## Record extracts
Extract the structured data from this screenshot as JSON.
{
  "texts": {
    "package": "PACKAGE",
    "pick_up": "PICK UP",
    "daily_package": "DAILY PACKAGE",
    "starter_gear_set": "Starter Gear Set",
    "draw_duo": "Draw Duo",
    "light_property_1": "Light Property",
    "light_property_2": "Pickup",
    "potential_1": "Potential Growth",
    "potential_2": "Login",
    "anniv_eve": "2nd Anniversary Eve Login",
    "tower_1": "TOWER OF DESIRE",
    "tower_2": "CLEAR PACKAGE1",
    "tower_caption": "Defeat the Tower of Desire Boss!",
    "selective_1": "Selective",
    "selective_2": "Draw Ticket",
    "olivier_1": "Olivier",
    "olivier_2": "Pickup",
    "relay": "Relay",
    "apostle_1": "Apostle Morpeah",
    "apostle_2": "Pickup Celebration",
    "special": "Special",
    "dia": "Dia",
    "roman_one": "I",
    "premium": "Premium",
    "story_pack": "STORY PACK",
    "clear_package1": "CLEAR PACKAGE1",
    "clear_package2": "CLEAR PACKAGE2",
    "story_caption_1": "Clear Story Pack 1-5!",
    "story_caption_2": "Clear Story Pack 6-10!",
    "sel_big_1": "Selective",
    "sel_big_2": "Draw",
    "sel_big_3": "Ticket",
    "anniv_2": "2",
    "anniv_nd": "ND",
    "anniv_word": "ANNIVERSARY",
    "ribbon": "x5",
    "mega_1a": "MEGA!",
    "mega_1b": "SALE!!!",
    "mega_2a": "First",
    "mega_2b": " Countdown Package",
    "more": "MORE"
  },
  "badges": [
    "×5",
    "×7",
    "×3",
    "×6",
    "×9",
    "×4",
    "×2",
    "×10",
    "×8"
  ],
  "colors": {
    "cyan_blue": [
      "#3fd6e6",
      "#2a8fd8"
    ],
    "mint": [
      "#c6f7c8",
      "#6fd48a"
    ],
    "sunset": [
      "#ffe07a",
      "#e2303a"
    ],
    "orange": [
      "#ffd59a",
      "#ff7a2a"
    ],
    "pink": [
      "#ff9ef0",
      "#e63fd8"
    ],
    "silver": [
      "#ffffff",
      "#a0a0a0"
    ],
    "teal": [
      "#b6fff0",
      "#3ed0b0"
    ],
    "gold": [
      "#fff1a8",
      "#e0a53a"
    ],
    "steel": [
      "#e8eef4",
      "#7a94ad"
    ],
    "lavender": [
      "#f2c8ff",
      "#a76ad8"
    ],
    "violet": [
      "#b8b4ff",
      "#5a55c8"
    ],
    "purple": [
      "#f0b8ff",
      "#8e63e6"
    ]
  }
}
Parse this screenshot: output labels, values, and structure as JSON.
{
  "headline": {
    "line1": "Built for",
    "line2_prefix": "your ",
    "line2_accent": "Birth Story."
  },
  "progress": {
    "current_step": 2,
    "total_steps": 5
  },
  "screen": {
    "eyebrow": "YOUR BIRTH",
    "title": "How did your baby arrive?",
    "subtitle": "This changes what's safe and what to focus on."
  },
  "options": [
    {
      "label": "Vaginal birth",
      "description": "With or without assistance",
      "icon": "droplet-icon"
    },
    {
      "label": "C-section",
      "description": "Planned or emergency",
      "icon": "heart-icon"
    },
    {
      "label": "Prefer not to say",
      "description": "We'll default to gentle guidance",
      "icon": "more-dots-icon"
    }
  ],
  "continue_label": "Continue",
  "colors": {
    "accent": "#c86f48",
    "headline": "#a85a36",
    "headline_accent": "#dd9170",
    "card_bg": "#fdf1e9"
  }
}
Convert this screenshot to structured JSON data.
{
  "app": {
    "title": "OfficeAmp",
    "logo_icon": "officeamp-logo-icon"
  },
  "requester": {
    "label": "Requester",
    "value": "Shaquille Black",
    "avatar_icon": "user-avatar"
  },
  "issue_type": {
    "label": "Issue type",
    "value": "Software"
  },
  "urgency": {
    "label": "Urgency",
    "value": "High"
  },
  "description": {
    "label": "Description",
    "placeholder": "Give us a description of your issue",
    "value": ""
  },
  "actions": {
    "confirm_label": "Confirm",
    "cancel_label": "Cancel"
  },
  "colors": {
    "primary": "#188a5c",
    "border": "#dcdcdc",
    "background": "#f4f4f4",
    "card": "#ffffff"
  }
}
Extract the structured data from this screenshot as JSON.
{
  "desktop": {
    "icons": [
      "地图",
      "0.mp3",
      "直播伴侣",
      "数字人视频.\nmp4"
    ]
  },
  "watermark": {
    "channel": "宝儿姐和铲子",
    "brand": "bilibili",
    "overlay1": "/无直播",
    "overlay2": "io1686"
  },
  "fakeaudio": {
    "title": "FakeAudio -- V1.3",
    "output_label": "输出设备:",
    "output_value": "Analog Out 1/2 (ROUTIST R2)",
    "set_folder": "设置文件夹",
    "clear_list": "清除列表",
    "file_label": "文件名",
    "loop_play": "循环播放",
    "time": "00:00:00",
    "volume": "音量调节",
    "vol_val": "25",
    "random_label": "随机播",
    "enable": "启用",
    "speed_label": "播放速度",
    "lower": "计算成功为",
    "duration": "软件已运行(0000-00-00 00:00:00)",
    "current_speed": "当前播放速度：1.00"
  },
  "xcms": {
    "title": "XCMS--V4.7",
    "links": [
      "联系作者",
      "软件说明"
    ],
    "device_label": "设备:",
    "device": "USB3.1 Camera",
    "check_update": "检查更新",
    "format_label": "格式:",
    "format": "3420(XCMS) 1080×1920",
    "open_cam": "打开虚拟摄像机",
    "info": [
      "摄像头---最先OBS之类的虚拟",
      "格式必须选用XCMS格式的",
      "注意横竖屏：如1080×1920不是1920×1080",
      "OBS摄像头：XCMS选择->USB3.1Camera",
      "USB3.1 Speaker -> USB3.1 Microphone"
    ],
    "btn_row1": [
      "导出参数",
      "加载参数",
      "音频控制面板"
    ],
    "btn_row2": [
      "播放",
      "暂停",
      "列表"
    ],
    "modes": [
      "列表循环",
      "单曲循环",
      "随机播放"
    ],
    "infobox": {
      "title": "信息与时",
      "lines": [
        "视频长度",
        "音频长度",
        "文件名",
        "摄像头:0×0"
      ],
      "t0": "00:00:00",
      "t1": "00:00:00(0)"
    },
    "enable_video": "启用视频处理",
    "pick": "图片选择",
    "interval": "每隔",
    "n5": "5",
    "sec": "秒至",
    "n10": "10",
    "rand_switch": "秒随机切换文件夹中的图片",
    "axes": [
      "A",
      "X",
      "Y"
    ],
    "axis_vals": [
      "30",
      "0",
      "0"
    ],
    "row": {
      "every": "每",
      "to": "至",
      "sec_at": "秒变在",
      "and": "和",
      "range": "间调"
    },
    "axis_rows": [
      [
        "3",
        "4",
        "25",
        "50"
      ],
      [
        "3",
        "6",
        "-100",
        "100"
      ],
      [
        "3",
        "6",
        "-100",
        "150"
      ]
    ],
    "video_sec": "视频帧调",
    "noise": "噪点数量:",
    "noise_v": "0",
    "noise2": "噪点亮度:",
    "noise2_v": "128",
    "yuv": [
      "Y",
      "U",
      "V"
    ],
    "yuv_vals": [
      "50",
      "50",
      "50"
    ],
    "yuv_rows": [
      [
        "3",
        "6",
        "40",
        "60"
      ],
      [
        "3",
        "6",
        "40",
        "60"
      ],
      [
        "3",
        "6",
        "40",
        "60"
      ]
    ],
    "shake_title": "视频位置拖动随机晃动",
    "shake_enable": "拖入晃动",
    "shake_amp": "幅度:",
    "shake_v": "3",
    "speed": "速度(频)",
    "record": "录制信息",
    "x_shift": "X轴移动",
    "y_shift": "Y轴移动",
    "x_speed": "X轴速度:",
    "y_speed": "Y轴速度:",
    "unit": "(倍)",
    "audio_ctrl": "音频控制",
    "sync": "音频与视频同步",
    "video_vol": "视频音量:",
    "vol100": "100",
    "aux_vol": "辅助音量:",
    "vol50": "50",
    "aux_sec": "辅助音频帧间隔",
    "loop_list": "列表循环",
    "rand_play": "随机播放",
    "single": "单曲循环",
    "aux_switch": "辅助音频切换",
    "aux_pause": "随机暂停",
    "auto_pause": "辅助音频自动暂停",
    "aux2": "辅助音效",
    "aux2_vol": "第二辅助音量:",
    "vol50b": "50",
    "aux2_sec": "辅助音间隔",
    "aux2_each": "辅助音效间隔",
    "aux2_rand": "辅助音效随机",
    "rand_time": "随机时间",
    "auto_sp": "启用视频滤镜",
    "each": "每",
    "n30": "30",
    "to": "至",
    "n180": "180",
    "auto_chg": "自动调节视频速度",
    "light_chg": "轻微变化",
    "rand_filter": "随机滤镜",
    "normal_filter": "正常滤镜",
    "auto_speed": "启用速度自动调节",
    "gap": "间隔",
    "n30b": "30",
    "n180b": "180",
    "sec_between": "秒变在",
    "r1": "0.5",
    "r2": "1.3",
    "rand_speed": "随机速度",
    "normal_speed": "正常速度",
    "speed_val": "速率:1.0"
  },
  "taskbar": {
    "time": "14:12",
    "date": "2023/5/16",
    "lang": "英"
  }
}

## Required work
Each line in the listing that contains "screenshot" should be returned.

## Finished task
Extract the structured data from this screenshot as JSON.
Parse this screenshot: output labels, values, and structure as JSON.
Convert this screenshot to structured JSON data.
Extract the structured data from this screenshot as JSON.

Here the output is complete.